Context: Pneumococcal polysaccharide vaccine is recommended for elderly persons and adults with certain chronic illnesses. Additionally, a recently licensed pneumococcal 7-valent conjugate vaccine has been recommended for use in young children and could dramatically change the epidemiology of pneumococcal disease.
Objectives: To assess pneumococcal disease burden in the United States, estimate the potential impact of new vaccines, and identify gaps in vaccine recommendations.
Design and setting: Analysis of data from the Active Bacterial Core Surveillance (ABCs)/Emerging Infections Program Network, an active, population-based system in 9 states.

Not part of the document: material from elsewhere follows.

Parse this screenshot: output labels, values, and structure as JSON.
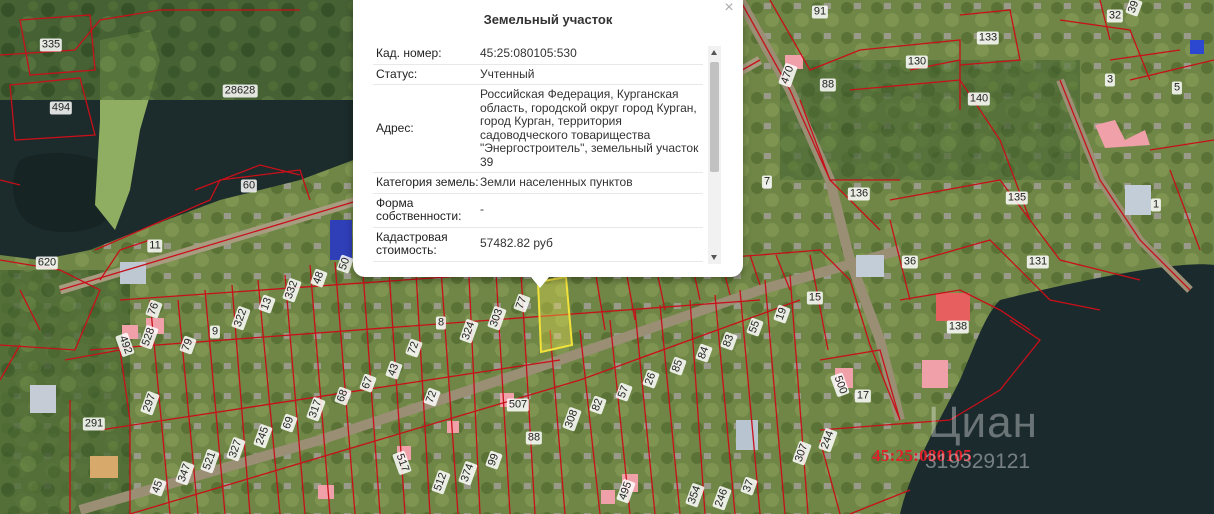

Patients: A total of 15 860 cases of invasive pneumococcal disease occurring between January 1, 1995, and December 31, 1998.
Main outcome measures: Age- and race-specific pneumoccocal disease incidence rates per 100 000 persons, case-fatality rates, and vaccine preventability.
Results: In 1998, overall incidence was 23.2 cases per 100 000, corresponding to an estimated 62 840 cases in the United States. Incidence was highest among children younger than 2 years (166.9) and adults aged 65 years or older (59.7). Incidence among blacks was 2.6 times higher than among whites (95% confidence interval [CI], 2.4-2.8). Overall, 28.6% of case-patients were at least 65 years old and 85.9% of cases in this age group were due to serotypes included in the 23-valent polysaccharide vaccine; 19.3% of case-patients were younger than 2 years and 82.2% of cases in this age group were due to serotypes included in the 7-valent conjugate vaccine. Among patients aged 2 to 64 years, 50.6% had a vaccine indication as defined by the Advisory Committee on Immunization Practices (ACIP). The case-fatality rate among patients aged 18 to 64 years with an ACIP indication was 12.1% compared with 5.4% for those without an indication (relative risk, 2.2; 95% CI, 1.7-2.9).
Conclusions: Young children, elderly persons, and black persons of all ages are disproportionately affected by invasive pneumococcal disease. Current ACIP recommendations do not address a subset of persons aged 18 to 64 years but do include those at highest risk for death from invasive pneumococcal disease.